[Records from a collection]

^^^^^^^^^^^^^^^^

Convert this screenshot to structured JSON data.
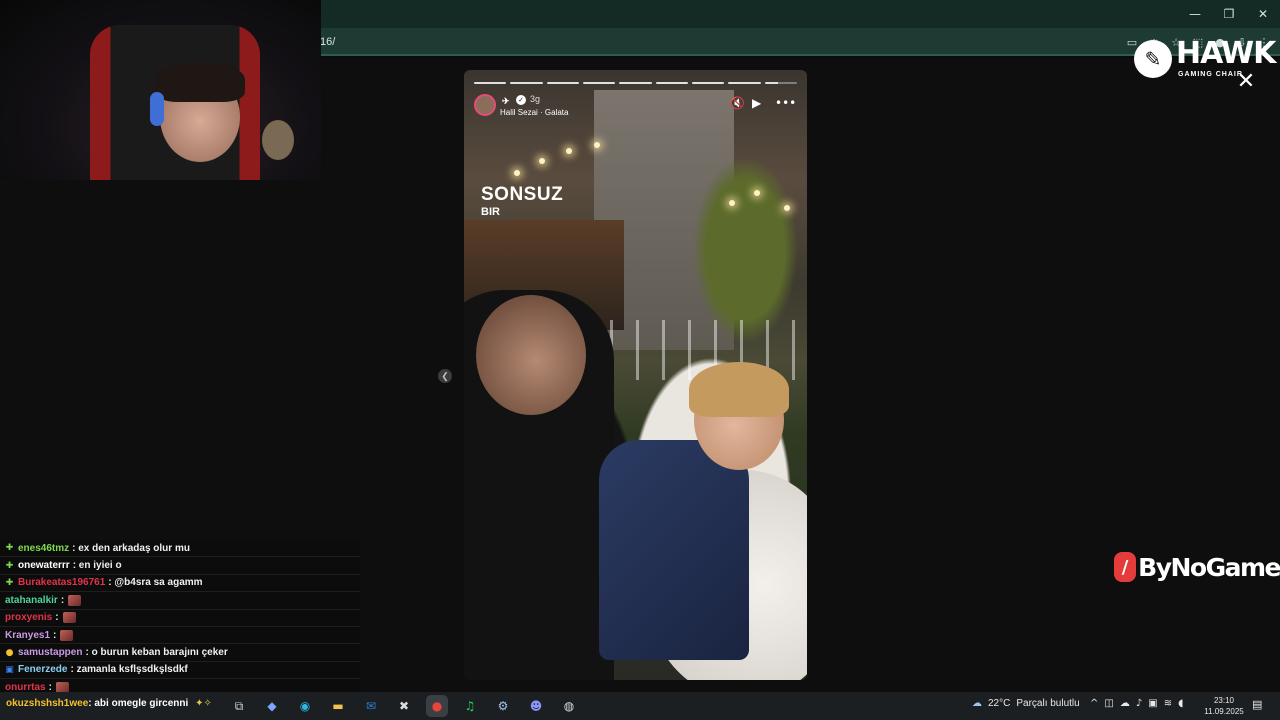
{
  "window": {
    "controls": [
      "—",
      "❐",
      "✕"
    ]
  },
  "address_bar": {
    "url_fragment": "16/"
  },
  "story": {
    "progress_segments": 9,
    "current_segment": 9,
    "time_ago": "3g",
    "music": "Halil Sezai · Galata",
    "sticker_title": "SONSUZ",
    "sticker_subtitle": "BIR"
  },
  "overlays": {
    "hawk_name": "HAWK",
    "hawk_sub": "GAMING CHAIR",
    "bynogame": "ByNoGame"
  },
  "chat": {
    "messages": [
      {
        "badge": "plus-icon",
        "badge_color": "#7ddb4f",
        "user": "enes46tmz",
        "user_color": "#7ddb4f",
        "text": ": ex den arkadaş olur mu",
        "emote": false
      },
      {
        "badge": "plus-icon",
        "badge_color": "#7ddb4f",
        "user": "onewaterrr",
        "user_color": "#ffffff",
        "text": ": en iyiei o",
        "emote": false
      },
      {
        "badge": "plus-icon",
        "badge_color": "#7ddb4f",
        "user": "Burakeatas196761",
        "user_color": "#e0344a",
        "text": ": @b4sra sa agamm",
        "emote": false
      },
      {
        "badge": "",
        "badge_color": "",
        "user": "atahanalkir",
        "user_color": "#4fd39a",
        "text": ":",
        "emote": true
      },
      {
        "badge": "",
        "badge_color": "",
        "user": "proxyenis",
        "user_color": "#e0344a",
        "text": ":",
        "emote": true
      },
      {
        "badge": "",
        "badge_color": "",
        "user": "Kranyes1",
        "user_color": "#c99ae8",
        "text": ":",
        "emote": true
      },
      {
        "badge": "coin-icon",
        "badge_color": "#f2c230",
        "user": "samustappen",
        "user_color": "#c99ae8",
        "text": ": o burun keban barajını çeker",
        "emote": false
      },
      {
        "badge": "sub-badge-icon",
        "badge_color": "#3b82f6",
        "user": "Fenerzede",
        "user_color": "#8ad0f0",
        "text": ": zamanla ksflşsdkşlsdkf",
        "emote": false
      },
      {
        "badge": "",
        "badge_color": "",
        "user": "onurrtas",
        "user_color": "#e0344a",
        "text": ":",
        "emote": true
      }
    ],
    "input_user": "okuzshshsh1wee",
    "input_text": ": abi omegle gircenni"
  },
  "taskbar": {
    "apps": [
      {
        "icon": "task-view-icon",
        "glyph": "⧉",
        "color": "#cfd3d6"
      },
      {
        "icon": "copilot-icon",
        "glyph": "◆",
        "color": "#7aa7ff"
      },
      {
        "icon": "edge-icon",
        "glyph": "◉",
        "color": "#2fb5e8"
      },
      {
        "icon": "file-explorer-icon",
        "glyph": "▬",
        "color": "#f2c14e"
      },
      {
        "icon": "outlook-icon",
        "glyph": "✉",
        "color": "#2a7fd4"
      },
      {
        "icon": "xbox-icon",
        "glyph": "✖",
        "color": "#dcdcdc"
      },
      {
        "icon": "chrome-icon",
        "glyph": "●",
        "color": "#e8453c"
      },
      {
        "icon": "spotify-icon",
        "glyph": "♫",
        "color": "#1ed760"
      },
      {
        "icon": "steam-icon",
        "glyph": "⚙",
        "color": "#9ec6f0"
      },
      {
        "icon": "discord-icon",
        "glyph": "☻",
        "color": "#8a96f7"
      },
      {
        "icon": "obs-icon",
        "glyph": "◍",
        "color": "#dddddd"
      }
    ],
    "weather_temp": "22°C",
    "weather_text": "Parçalı bulutlu",
    "time": "23:10",
    "date": "11.09.2025"
  }
}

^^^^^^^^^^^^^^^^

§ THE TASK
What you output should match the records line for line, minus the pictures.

§ ANSWER BOX
Convert this screenshot to structured JSON data.
{
  "window": {
    "controls": [
      "—",
      "❐",
      "✕"
    ]
  },
  "address_bar": {
    "url_fragment": "16/"
  },
  "story": {
    "progress_segments": 9,
    "current_segment": 9,
    "time_ago": "3g",
    "music": "Halil Sezai · Galata",
    "sticker_title": "SONSUZ",
    "sticker_subtitle": "BIR"
  },
  "overlays": {
    "hawk_name": "HAWK",
    "hawk_sub": "GAMING CHAIR",
    "bynogame": "ByNoGame"
  },
  "chat": {
    "messages": [
      {
        "badge": "plus-icon",
        "badge_color": "#7ddb4f",
        "user": "enes46tmz",
        "user_color": "#7ddb4f",
        "text": ": ex den arkadaş olur mu",
        "emote": false
      },
      {
        "badge": "plus-icon",
        "badge_color": "#7ddb4f",
        "user": "onewaterrr",
        "user_color": "#ffffff",
        "text": ": en iyiei o",
        "emote": false
      },
      {
        "badge": "plus-icon",
        "badge_color": "#7ddb4f",
        "user": "Burakeatas196761",
        "user_color": "#e0344a",
        "text": ": @b4sra sa agamm",
        "emote": false
      },
      {
        "badge": "",
        "badge_color": "",
        "user": "atahanalkir",
        "user_color": "#4fd39a",
        "text": ":",
        "emote": true
      },
      {
        "badge": "",
        "badge_color": "",
        "user": "proxyenis",
        "user_color": "#e0344a",
        "text": ":",
        "emote": true
      },
      {
        "badge": "",
        "badge_color": "",
        "user": "Kranyes1",
        "user_color": "#c99ae8",
        "text": ":",
        "emote": true
      },
      {
        "badge": "coin-icon",
        "badge_color": "#f2c230",
        "user": "samustappen",
        "user_color": "#c99ae8",
        "text": ": o burun keban barajını çeker",
        "emote": false
      },
      {
        "badge": "sub-badge-icon",
        "badge_color": "#3b82f6",
        "user": "Fenerzede",
        "user_color": "#8ad0f0",
        "text": ": zamanla ksflşsdkşlsdkf",
        "emote": false
      },
      {
        "badge": "",
        "badge_color": "",
        "user": "onurrtas",
        "user_color": "#e0344a",
        "text": ":",
        "emote": true
      }
    ],
    "input_user": "okuzshshsh1wee",
    "input_text": ": abi omegle gircenni"
  },
  "taskbar": {
    "apps": [
      {
        "icon": "task-view-icon",
        "glyph": "⧉",
        "color": "#cfd3d6"
      },
      {
        "icon": "copilot-icon",
        "glyph": "◆",
        "color": "#7aa7ff"
      },
      {
        "icon": "edge-icon",
        "glyph": "◉",
        "color": "#2fb5e8"
      },
      {
        "icon": "file-explorer-icon",
        "glyph": "▬",
        "color": "#f2c14e"
      },
      {
        "icon": "outlook-icon",
        "glyph": "✉",
        "color": "#2a7fd4"
      },
      {
        "icon": "xbox-icon",
        "glyph": "✖",
        "color": "#dcdcdc"
      },
      {
        "icon": "chrome-icon",
        "glyph": "●",
        "color": "#e8453c"
      },
      {
        "icon": "spotify-icon",
        "glyph": "♫",
        "color": "#1ed760"
      },
      {
        "icon": "steam-icon",
        "glyph": "⚙",
        "color": "#9ec6f0"
      },
      {
        "icon": "discord-icon",
        "glyph": "☻",
        "color": "#8a96f7"
      },
      {
        "icon": "obs-icon",
        "glyph": "◍",
        "color": "#dddddd"
      }
    ],
    "weather_temp": "22°C",
    "weather_text": "Parçalı bulutlu",
    "time": "23:10",
    "date": "11.09.2025"
  }
}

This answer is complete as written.